» Exercise objective:
What lines in the listing below hold the string "Rozporządzenia"? Please copy them out.

» Data supplied:
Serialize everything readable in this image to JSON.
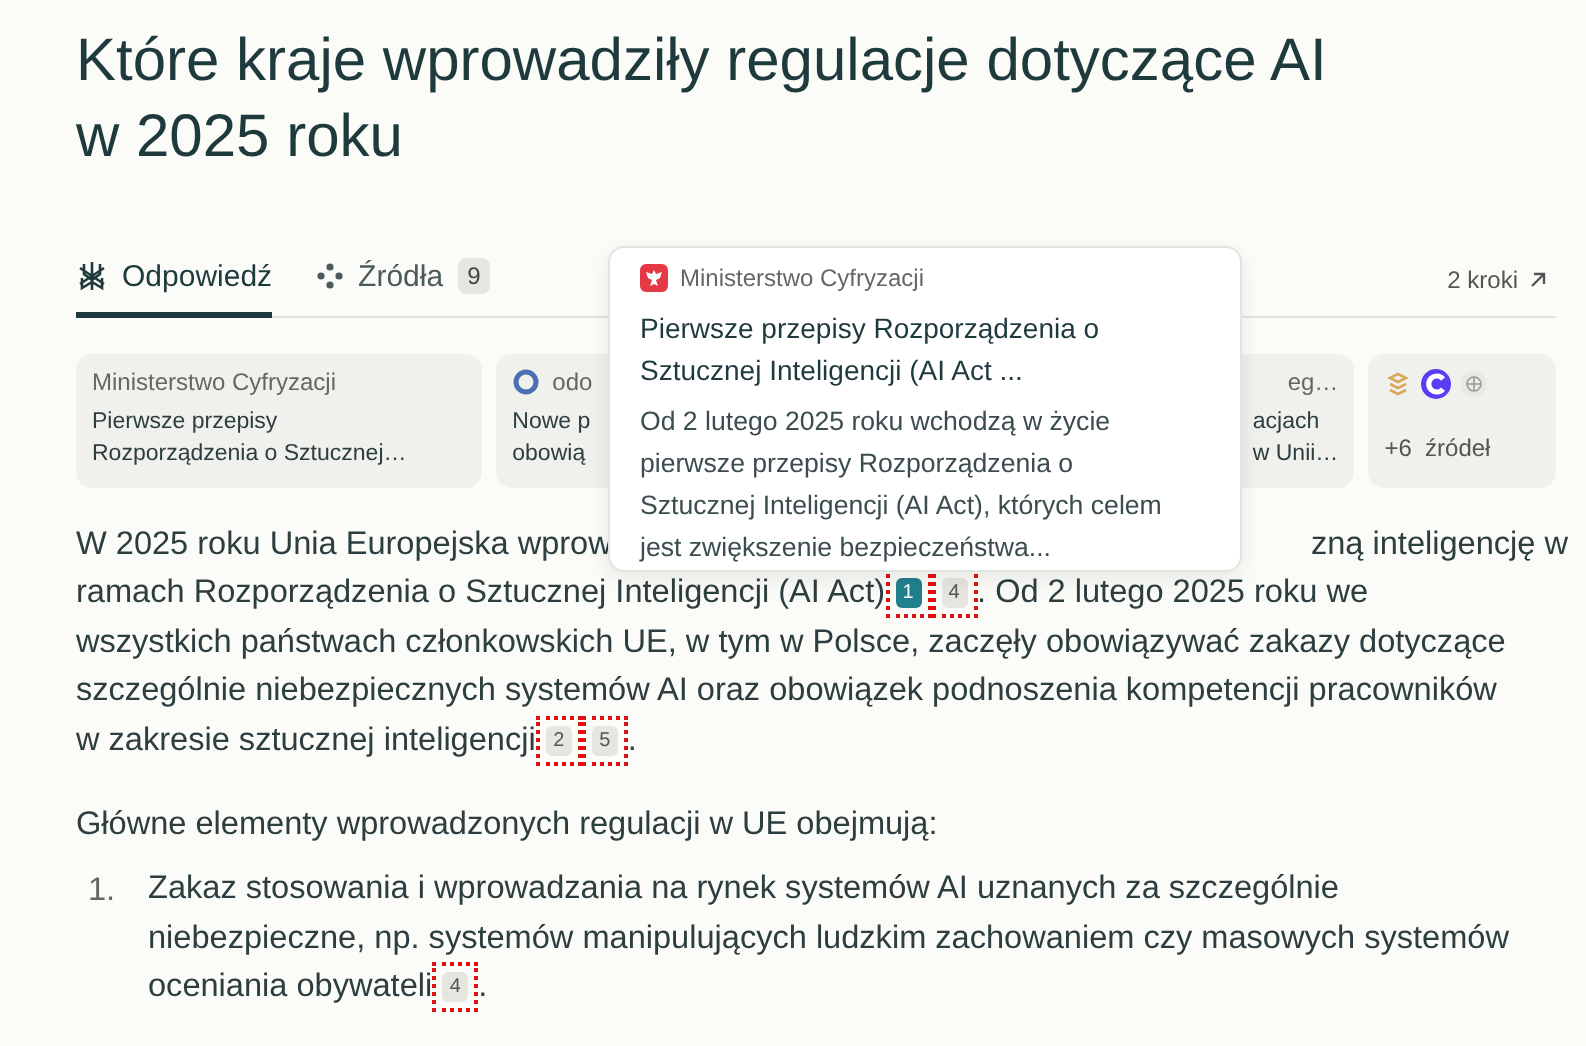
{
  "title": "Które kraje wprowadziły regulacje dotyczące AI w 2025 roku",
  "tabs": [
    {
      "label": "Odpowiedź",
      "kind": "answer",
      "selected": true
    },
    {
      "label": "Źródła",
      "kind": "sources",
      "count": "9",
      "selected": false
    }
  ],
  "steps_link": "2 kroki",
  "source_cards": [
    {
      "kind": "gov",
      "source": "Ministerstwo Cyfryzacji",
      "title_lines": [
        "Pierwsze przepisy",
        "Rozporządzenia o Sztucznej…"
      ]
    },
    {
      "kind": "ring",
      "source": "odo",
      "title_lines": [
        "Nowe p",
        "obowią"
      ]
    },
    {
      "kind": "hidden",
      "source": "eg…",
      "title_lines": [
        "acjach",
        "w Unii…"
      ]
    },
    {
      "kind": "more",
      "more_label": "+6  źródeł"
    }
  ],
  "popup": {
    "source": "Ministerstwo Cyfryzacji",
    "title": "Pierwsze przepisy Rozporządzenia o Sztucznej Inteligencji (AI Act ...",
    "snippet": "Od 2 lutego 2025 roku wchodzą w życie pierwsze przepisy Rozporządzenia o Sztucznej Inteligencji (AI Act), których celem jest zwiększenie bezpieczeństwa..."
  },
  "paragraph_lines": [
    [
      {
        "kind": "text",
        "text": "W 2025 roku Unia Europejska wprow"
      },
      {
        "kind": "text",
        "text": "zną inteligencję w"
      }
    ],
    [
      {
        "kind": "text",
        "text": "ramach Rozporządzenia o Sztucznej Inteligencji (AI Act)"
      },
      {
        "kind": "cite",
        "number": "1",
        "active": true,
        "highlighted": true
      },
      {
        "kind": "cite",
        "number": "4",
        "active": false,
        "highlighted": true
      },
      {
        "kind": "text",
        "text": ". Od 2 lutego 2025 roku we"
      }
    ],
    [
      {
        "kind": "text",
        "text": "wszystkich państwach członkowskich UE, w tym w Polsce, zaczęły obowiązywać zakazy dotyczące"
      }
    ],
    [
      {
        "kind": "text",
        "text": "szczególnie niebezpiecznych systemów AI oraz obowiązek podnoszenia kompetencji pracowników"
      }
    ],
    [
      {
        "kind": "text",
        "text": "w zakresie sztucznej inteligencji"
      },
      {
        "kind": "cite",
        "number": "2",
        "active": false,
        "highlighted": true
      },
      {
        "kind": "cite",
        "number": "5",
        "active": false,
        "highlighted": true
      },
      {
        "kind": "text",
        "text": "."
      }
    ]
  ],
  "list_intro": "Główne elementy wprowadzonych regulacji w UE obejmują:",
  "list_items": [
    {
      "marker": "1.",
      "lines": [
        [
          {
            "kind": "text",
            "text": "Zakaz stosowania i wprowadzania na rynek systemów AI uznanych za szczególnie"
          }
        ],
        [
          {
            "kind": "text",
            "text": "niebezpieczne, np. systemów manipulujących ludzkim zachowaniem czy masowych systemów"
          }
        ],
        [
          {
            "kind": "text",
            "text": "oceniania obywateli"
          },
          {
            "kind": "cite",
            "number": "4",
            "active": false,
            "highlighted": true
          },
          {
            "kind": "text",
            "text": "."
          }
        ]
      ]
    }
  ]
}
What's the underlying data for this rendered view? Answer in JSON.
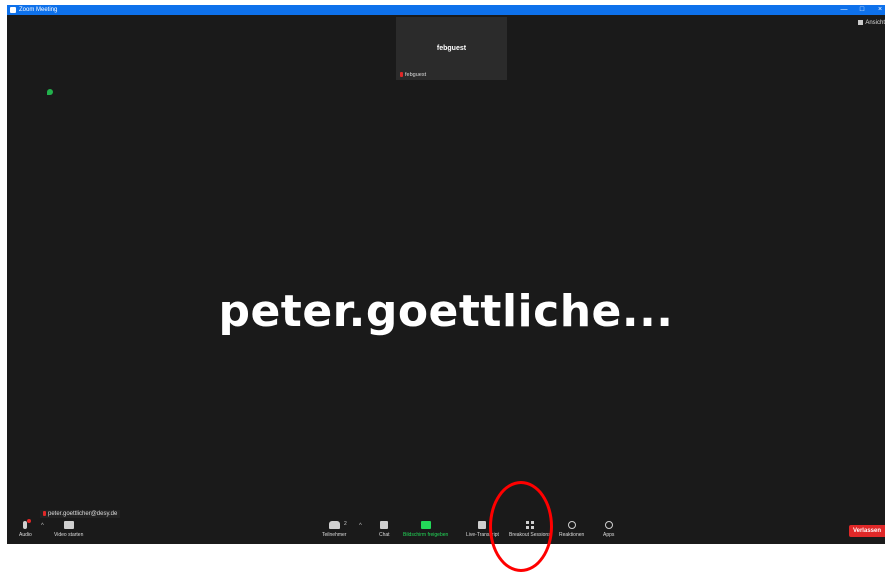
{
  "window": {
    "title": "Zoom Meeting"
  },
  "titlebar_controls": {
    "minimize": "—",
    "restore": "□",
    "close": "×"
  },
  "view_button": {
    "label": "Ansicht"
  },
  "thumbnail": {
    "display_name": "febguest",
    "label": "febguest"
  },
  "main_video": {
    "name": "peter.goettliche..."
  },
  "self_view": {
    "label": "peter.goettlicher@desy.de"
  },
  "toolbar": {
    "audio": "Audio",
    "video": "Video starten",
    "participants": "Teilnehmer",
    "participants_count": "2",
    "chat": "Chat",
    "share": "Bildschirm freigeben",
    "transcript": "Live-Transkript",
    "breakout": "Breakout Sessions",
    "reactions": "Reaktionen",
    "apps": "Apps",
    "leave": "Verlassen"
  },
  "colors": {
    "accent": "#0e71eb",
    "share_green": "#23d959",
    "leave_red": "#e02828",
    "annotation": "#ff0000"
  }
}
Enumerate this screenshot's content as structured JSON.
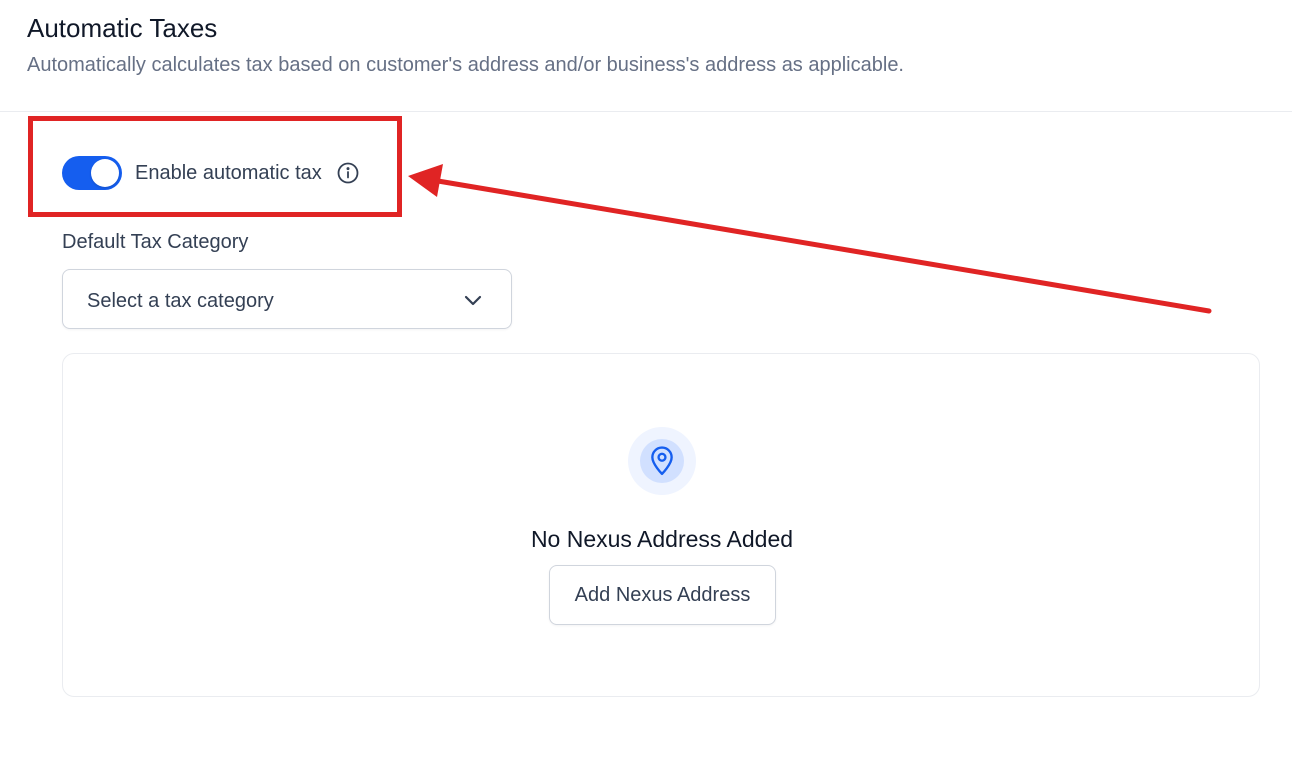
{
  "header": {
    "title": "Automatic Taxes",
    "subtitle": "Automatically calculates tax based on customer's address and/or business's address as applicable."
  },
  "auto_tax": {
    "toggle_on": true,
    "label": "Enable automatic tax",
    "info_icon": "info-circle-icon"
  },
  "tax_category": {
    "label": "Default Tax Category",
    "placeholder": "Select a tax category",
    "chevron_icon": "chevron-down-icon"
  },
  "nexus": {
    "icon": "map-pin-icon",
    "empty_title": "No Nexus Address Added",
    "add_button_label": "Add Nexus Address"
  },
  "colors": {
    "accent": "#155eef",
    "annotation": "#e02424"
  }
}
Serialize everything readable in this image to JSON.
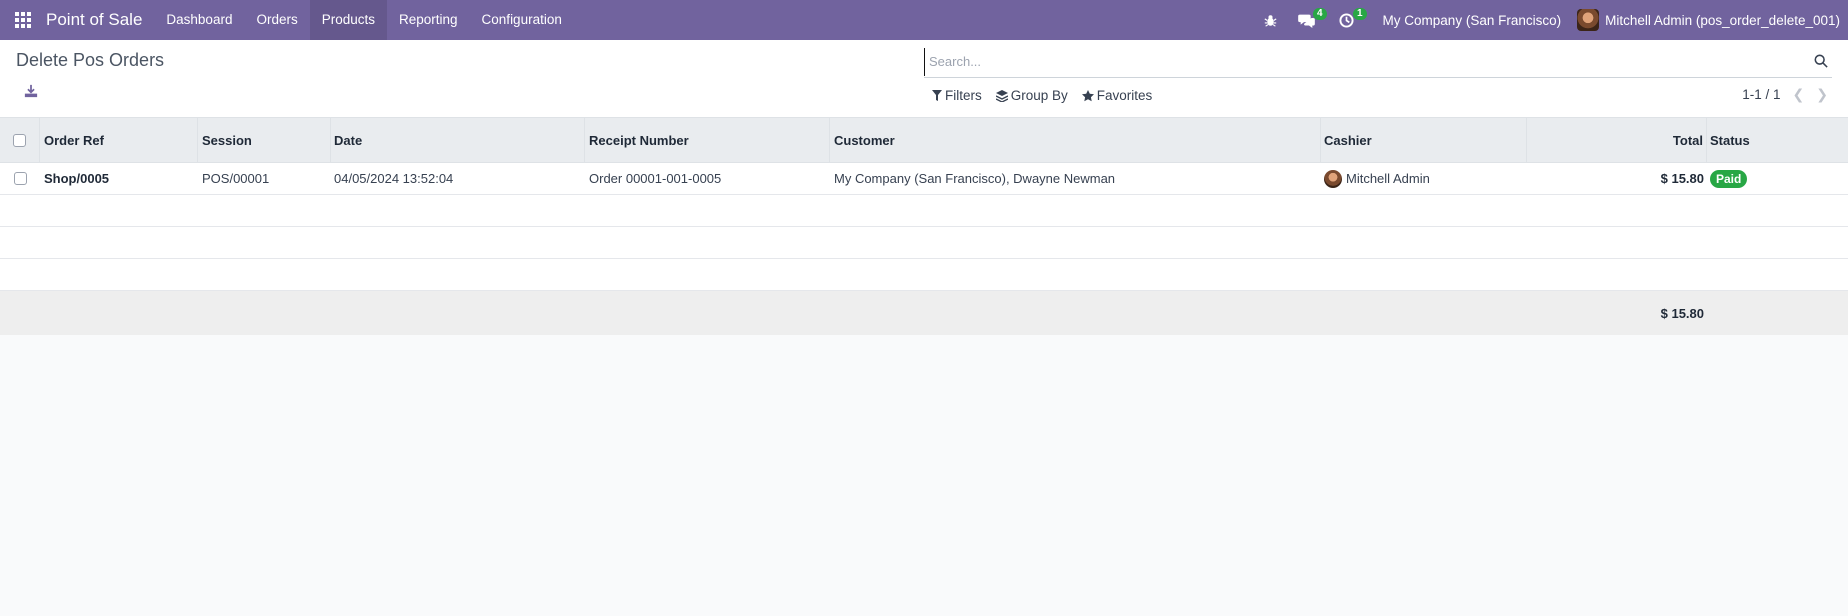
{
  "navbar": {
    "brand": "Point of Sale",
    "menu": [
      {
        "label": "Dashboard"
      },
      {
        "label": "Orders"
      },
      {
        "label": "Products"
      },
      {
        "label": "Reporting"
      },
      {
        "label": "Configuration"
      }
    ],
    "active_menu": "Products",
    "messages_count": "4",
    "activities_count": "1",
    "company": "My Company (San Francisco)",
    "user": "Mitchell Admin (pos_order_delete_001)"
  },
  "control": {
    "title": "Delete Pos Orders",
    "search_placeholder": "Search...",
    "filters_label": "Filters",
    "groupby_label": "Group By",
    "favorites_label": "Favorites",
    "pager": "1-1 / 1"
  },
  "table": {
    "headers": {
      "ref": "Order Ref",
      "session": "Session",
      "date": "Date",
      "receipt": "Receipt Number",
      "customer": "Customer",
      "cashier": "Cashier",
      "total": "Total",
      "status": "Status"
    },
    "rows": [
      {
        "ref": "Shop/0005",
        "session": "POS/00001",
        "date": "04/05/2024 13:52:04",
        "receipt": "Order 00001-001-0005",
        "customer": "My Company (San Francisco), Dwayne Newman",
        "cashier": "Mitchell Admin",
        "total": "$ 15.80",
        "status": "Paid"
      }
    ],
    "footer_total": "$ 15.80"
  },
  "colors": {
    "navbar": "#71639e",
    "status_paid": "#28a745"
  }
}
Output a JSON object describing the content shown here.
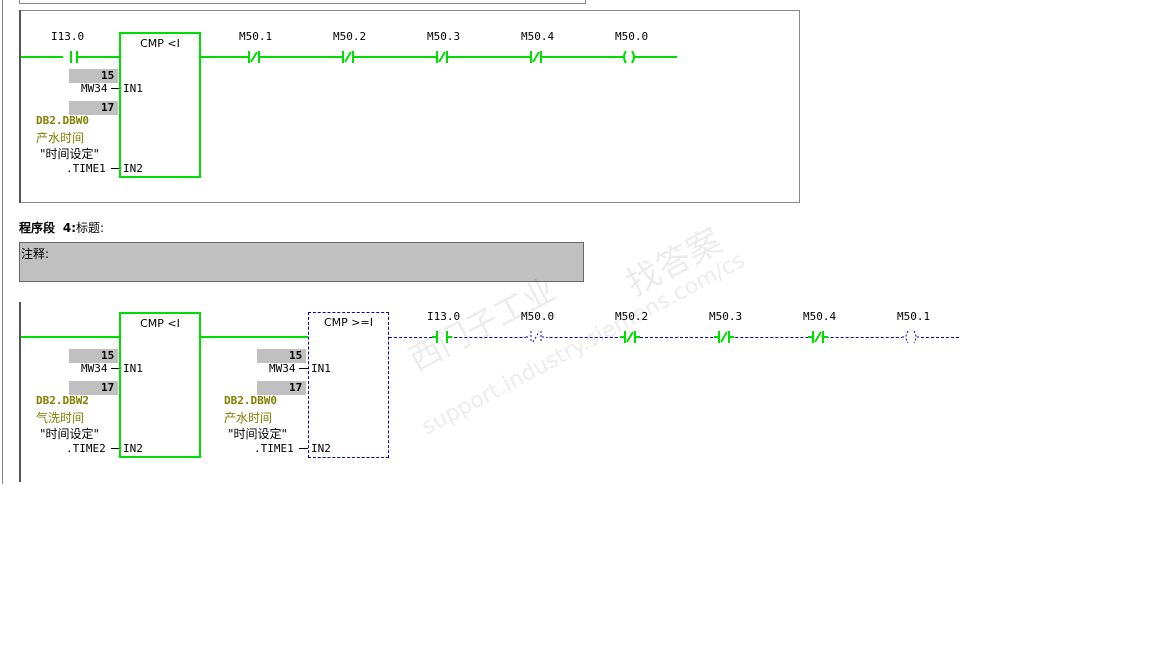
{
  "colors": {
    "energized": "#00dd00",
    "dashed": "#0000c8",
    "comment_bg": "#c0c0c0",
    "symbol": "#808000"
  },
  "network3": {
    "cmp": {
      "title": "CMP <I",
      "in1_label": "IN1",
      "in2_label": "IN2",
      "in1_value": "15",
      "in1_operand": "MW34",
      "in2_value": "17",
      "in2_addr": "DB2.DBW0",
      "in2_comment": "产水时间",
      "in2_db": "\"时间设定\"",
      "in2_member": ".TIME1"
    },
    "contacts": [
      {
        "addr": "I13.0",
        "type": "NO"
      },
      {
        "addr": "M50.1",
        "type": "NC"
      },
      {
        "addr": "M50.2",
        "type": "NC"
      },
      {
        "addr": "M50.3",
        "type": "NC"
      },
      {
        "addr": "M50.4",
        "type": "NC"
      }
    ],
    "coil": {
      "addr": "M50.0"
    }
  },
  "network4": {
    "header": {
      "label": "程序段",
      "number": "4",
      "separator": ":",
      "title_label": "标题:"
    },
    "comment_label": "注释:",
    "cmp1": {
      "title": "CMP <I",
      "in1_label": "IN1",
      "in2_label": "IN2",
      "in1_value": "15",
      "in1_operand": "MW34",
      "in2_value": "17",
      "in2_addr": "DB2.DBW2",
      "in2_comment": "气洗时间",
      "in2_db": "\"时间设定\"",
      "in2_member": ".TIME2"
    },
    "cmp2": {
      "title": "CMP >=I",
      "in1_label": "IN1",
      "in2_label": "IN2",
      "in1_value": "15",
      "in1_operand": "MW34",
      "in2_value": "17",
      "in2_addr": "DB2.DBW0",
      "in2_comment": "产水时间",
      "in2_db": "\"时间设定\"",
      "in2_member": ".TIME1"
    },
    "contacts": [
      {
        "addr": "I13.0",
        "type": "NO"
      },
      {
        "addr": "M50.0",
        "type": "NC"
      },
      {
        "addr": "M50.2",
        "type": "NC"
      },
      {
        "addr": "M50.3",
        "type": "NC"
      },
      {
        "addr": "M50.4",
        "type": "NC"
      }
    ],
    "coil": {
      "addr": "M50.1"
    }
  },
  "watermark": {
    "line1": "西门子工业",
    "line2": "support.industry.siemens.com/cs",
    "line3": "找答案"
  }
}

» Your response:
        "Rozporządzenia o Sztucznej…"
    "title": "Pierwsze przepisy Rozporządzenia o Sztucznej Inteligencji (AI Act ...",
    "snippet": "Od 2 lutego 2025 roku wchodzą w życie pierwsze przepisy Rozporządzenia o Sztucznej Inteligencji (AI Act), których celem jest zwiększenie bezpieczeństwa..."
        "text": "ramach Rozporządzenia o Sztucznej Inteligencji (AI Act)"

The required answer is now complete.